"We commend them for recognizing the importance of having this service available for their patients," she said. "They are very committed to providing their patients with the best in medical care. We’re looking forward to becoming a part of that health care team."
"We are ecstatic about the recent arrival of the air evacuation to the Tri-Lakes Medical Center region," said Tri-Lakes Medical Center CEO Ray Shoemaker. "On staff air evacuation provides around the clock coverage. This team can respond to an emergency, stabilize a patient and take off for another hospital, all within minutes. This will be a tremendous asset to our facility, our health care providers and the community at large."
Guthrie said the Batesville community has welcomed Air Evac and the crew with open arms.
"We’ve been amazed at the support we’ve received. We’ve felt like a member of the community since the first day we arrived and started talking with folks about placing a base here," she said. "We’re looking forward to building strong and lasting relationships with other members of the emergency response community. Good patient care requires the efforts of all of us."
Air Evac Lifeteam offers a membership program and for more about Air Evac Lifeteam services, call 1-800-793-0010 or visit

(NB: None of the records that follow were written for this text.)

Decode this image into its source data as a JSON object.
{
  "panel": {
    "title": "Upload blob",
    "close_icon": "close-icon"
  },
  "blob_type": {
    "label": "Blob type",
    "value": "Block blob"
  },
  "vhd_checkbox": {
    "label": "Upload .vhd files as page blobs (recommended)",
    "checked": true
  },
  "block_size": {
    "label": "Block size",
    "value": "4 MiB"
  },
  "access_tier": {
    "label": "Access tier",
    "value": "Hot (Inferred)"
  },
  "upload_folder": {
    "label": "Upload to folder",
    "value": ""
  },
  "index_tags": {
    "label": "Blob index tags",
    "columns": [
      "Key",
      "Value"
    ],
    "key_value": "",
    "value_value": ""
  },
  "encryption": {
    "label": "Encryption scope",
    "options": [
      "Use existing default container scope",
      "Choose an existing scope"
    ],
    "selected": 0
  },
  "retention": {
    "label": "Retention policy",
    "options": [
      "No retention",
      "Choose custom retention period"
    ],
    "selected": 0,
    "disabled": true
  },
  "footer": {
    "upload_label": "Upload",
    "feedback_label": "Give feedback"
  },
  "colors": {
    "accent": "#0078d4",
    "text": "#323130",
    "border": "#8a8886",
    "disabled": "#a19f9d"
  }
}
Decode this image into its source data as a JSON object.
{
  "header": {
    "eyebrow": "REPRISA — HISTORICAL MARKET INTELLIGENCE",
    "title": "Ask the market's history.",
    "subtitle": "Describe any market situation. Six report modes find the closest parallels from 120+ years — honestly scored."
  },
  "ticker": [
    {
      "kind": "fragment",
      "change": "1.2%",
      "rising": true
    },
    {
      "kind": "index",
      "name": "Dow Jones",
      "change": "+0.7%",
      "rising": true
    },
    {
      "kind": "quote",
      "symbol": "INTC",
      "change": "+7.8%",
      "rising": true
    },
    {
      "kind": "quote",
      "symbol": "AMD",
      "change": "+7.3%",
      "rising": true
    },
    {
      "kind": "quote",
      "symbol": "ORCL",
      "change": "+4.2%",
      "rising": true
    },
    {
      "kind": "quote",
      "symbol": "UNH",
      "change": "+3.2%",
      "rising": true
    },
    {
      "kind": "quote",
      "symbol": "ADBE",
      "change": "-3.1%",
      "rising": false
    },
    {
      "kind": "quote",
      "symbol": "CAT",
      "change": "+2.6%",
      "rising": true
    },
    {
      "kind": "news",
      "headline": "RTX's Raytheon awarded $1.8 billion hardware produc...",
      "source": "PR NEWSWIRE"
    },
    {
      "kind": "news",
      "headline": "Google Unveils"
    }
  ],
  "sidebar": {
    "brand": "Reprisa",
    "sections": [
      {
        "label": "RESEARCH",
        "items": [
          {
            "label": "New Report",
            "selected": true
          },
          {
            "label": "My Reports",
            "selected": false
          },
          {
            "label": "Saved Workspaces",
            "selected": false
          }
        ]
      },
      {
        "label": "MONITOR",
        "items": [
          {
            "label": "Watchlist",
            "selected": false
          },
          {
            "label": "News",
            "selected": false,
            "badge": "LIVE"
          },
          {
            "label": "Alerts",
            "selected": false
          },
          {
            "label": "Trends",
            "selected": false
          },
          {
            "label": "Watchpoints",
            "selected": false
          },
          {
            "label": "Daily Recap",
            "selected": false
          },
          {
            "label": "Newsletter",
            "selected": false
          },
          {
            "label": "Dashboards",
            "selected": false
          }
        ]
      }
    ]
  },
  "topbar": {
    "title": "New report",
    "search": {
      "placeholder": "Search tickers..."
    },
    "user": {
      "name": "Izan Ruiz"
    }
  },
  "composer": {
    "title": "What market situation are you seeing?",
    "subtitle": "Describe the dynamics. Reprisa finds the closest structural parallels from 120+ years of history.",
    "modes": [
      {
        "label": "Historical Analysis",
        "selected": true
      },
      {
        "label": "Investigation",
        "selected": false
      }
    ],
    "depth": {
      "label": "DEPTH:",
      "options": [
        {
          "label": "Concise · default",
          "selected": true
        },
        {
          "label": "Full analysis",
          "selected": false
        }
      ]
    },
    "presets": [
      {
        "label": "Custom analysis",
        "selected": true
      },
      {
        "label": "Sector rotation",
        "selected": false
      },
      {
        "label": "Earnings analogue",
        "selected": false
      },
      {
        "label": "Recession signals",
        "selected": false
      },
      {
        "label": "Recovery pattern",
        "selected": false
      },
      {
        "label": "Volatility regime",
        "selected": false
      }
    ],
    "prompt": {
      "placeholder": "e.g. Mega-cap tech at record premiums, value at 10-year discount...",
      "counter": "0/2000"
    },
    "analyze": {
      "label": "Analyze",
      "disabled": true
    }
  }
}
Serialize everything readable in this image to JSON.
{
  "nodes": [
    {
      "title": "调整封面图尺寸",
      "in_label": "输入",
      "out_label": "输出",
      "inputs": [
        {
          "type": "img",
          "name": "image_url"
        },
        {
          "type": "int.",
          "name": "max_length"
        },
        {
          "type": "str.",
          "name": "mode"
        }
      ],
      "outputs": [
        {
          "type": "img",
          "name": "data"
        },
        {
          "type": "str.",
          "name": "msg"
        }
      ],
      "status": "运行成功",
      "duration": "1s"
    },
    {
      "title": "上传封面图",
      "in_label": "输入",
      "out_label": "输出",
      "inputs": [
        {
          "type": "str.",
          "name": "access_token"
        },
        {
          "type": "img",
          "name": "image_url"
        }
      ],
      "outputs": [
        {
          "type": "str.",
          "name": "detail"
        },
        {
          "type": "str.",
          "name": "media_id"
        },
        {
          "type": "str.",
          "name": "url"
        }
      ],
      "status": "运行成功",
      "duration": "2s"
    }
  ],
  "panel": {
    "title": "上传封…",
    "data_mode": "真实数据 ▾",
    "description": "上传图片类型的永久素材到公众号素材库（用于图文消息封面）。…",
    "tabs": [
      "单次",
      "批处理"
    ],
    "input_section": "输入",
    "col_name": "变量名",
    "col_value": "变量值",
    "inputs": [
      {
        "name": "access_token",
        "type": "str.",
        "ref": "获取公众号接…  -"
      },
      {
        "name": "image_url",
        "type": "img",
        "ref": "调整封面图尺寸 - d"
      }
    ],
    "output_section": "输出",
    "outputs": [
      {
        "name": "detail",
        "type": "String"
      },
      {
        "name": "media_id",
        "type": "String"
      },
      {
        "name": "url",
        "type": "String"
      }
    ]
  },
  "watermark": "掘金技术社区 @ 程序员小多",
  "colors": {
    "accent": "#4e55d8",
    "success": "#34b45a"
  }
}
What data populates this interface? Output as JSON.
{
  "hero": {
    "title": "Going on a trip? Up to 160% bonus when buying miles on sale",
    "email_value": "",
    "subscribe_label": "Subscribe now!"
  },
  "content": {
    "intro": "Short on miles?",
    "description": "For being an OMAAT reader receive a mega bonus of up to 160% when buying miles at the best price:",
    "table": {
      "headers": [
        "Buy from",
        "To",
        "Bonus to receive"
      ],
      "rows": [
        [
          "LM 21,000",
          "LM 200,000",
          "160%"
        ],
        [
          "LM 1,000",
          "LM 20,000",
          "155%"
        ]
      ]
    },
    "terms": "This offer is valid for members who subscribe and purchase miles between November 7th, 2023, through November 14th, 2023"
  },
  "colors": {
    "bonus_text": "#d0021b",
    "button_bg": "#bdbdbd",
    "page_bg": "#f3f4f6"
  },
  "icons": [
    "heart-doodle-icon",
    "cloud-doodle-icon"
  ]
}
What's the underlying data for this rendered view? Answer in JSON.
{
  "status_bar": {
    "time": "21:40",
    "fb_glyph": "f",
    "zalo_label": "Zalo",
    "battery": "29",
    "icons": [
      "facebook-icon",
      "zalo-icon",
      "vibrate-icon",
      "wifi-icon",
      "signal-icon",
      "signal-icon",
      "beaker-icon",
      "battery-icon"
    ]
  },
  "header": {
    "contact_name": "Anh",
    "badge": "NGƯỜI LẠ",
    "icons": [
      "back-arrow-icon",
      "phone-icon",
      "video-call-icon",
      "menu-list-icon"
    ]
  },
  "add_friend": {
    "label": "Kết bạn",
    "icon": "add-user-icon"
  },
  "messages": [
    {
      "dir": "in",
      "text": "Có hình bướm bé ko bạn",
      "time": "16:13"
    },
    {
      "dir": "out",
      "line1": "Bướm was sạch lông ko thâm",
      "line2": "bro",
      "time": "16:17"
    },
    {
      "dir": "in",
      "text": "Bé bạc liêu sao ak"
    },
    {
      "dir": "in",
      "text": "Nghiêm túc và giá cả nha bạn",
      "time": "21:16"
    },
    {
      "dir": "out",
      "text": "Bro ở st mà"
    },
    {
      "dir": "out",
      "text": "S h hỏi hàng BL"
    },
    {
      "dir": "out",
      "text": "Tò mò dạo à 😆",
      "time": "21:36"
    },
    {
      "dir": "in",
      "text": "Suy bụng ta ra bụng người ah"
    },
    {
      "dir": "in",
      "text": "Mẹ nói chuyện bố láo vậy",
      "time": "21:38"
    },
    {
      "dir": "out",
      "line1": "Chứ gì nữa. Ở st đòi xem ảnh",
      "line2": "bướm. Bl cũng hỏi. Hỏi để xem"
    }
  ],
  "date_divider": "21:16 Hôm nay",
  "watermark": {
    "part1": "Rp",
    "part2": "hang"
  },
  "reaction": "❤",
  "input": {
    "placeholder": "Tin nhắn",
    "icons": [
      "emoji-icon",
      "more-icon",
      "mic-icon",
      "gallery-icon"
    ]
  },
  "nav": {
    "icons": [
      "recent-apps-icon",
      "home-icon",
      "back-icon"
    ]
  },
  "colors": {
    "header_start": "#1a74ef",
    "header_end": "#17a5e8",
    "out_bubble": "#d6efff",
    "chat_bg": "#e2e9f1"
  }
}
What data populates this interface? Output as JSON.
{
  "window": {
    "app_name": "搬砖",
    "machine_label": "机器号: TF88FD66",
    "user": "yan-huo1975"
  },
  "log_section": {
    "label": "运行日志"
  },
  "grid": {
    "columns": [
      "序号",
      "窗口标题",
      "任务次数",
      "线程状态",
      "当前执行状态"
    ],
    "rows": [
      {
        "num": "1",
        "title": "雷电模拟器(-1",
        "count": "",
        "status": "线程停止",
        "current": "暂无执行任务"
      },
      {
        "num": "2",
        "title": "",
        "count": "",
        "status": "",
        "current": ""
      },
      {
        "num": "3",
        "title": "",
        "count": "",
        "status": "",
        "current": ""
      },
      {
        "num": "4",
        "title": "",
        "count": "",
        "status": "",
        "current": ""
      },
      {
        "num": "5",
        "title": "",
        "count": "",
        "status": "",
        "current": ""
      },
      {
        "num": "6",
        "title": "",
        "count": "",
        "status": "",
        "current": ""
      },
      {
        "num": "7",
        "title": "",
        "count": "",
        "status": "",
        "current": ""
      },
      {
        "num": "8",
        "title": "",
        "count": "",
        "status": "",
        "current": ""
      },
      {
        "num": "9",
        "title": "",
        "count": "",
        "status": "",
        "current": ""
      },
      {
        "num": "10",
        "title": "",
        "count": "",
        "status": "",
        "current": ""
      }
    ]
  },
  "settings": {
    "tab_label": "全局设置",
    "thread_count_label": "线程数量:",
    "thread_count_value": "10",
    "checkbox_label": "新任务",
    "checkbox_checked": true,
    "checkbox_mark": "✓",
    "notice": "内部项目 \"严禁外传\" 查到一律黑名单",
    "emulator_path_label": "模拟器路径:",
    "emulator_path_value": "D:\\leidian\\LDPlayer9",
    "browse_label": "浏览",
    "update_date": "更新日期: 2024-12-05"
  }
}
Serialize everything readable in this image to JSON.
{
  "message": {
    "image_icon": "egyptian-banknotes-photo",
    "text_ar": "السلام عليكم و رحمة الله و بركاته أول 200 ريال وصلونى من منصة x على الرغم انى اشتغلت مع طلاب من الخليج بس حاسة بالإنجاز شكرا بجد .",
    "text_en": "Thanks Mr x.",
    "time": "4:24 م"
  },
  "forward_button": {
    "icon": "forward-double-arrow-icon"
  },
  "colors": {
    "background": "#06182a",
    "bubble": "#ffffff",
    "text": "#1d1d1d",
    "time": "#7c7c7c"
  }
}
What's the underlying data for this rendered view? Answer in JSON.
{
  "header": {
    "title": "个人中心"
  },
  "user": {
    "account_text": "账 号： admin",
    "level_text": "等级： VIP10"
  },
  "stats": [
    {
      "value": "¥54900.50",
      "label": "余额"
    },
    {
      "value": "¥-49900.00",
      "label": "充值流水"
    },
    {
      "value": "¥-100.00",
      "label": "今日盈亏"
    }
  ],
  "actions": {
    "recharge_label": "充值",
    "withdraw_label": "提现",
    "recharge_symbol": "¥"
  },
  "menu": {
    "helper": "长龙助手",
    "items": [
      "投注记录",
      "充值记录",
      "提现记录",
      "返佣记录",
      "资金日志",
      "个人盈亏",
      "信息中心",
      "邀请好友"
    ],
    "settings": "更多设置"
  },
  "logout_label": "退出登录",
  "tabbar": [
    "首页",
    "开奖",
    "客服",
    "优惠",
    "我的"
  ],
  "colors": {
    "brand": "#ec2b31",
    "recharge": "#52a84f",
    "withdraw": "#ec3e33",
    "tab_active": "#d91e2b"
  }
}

| City applies for housing rehab grant funds
| By Jason C. Mattox
The City of Batesville is going ahead with preliminary plans for a housing rehabilitation project despite the fact that the city might not get the grant to fund the project.
A public hearing will be held on March 31 at 11 a.m. to inform citizens about the potential project that would remove substandard housing and replace it with new homes for an unspecified number of low income Batesville families who qualify.
Confusion with an existing home grant may keep the city from receiving the grant, according to Trey Hamby of North Delta Planning and Development.
Hamby explained that the potential problem stems from a home grant the city applied for several years ago. That project was then transferred to the Panola County Board of Supervisors.
"I know it was about three years ago that the county took over a project from the city," he said.
The project in question was a development by Ted Stewart. The project was outside of the city, so it was transferred to the county.
That incomplete project may put a roadblock in the city’s plans to apply for the new grant from the Mississippi Development Authority.
Hamby said if the money used for the incomplete project came from the Mississippi Development Authority, the city might not qualify for another grant at this time.
"Depending on who the money came from, the city might not be able to apply for the rehab grant," he said.
"In order for someone to qualify, the families have to be low or very low income," he said. "Then they will basically receive a new home, as long as they own the property."
Hamby said the city needed to move forward because applications for the grants are due by April 7.
"If we discover that the other money in question came from the MDA, we will simply stop where we are," Hamby said.
Ward 2 Alderman Rufus Manley asked what would keep the homeowner from getting the new house and selling it.
"The owner of the new home must stay in it for at least one year," Hamby said.
The public hearing for the home grant will take place in the board room at City Hall.